▶ _WORK ITEM_:
What lines in the entries hold the string "transaction"? List them.

PROVIDED MATERIAL START

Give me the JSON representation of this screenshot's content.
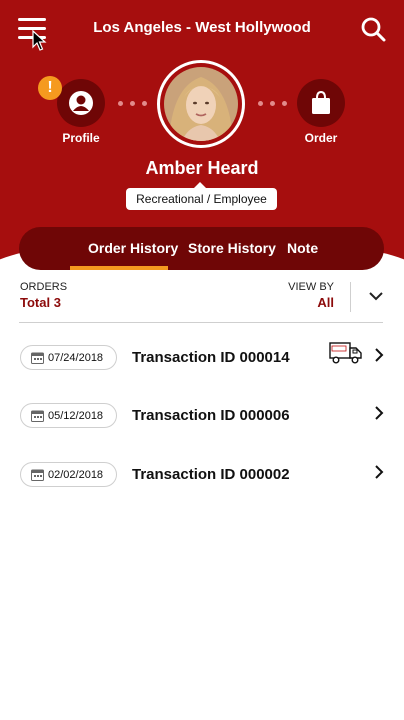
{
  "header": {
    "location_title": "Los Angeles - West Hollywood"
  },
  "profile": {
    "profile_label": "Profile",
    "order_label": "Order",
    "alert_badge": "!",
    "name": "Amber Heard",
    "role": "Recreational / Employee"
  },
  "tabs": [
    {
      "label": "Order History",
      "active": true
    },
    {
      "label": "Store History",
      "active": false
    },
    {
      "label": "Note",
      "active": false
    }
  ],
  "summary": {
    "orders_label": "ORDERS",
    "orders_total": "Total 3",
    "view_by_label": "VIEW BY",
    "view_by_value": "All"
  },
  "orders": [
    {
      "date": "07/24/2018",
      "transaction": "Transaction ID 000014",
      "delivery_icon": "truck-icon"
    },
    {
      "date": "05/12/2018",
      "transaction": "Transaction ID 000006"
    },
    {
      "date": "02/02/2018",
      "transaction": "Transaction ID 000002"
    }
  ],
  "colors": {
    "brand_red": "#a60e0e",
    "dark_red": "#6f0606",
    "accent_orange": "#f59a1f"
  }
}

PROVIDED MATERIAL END

▶ _SOLUTION FOR THIS TASK_:
      "transaction": "Transaction ID 000014",
      "transaction": "Transaction ID 000006"
      "transaction": "Transaction ID 000002"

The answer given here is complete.